EU leaders have pledged to raise billions of euros to go towards the global fight against coronavirus.
Saying they are supporting the World Health Organizations call for joint action, the leaders announced the launch of an Access to COVID-19 Tools Accelerator, a “global cooperation platform to accelerate and scale-up research, development, access and equitable distribution of the vaccine and other life-saving therapeutics and diagnostics treatments.”
On Monday 4 May they plan to raise an initial 7.5 billion euros in an online pledging conference – funds that are only the start of what is needed to take on COVID-19, they said.
In a statement, the leaders wrote: “If we can develop a vaccine that is produced by the world, for the whole world, this will be an unique global public good of the 21st century. Together with our partners, we commit to making it available, accessible and affordable to all.”
They said that each euro or dollar will be channelled through global health organisations such as CEPI, Gavi, the Vaccines Alliance, and the Global Fund and Unitaid.
Signatories were: Charles Michel, President of the European Council; Ursula von der Leyen, President of the European Commission; Giuseppe Conte, Prime Minister of Italy; Emmanuel Macron, President of France; Angela Merkel, Chancellor of Germany; Erna Solberg, Prime Minister of Norway.
Meanwhile the EUs common reserve of medical equipment, established in April to combat coronavirus, has sent out hundreds of thousands of masks to Spain, Italy and Croatia this weekend.
”We have worked around the clock to build up the rescEU reserve of medical equipment. We have already created a stock of masks. Spain, Italy and Croatia will be the first to receive equipment, but more deliveries will follow. I thank Romania and Germany for being the first Member States to host the rescEU equipment,” said Commissioner for Crisis Management, Janez Lenarčič.

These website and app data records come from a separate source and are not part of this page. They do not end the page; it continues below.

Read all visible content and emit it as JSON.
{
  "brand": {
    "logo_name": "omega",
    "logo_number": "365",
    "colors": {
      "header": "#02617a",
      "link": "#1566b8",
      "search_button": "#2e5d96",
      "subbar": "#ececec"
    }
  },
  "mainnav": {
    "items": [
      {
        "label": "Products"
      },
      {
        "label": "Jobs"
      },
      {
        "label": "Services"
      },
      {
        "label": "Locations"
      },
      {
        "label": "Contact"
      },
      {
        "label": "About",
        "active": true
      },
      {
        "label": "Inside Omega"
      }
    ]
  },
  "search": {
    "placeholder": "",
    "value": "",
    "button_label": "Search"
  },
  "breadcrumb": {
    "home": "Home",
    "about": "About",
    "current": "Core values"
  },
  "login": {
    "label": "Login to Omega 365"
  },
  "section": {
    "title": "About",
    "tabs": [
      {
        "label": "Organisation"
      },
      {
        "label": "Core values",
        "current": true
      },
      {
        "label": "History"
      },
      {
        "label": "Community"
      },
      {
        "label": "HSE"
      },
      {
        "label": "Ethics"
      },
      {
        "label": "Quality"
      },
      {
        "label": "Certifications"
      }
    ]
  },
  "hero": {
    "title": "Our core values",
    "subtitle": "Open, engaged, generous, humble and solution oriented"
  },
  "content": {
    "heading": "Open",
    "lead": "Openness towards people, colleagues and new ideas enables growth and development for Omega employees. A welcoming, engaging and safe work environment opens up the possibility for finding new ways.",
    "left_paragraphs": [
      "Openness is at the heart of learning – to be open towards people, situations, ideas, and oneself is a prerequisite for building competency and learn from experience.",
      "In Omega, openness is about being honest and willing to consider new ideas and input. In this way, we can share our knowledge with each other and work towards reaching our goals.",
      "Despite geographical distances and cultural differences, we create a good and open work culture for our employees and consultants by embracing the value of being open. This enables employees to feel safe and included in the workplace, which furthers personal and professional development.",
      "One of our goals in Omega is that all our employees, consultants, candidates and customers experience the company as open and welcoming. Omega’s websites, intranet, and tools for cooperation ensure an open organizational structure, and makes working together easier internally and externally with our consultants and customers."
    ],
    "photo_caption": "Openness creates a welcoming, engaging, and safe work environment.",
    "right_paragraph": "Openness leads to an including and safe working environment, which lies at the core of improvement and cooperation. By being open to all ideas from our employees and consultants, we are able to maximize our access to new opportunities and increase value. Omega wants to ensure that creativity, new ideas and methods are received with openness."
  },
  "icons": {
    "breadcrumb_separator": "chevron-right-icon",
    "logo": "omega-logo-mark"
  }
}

The WHO confirmed more than 80,000 new cases of COVID-19 on Saturday, bringing the global figure to 3.26 million.
The daily numbers shows no sign of a global slowdown, although in the worlds most affected region, Europe, there does appear to be a slowdown. Since April 1, the number of new cases recognized by the WHO every day has remained between 70,000 and 90,000 new cases per day.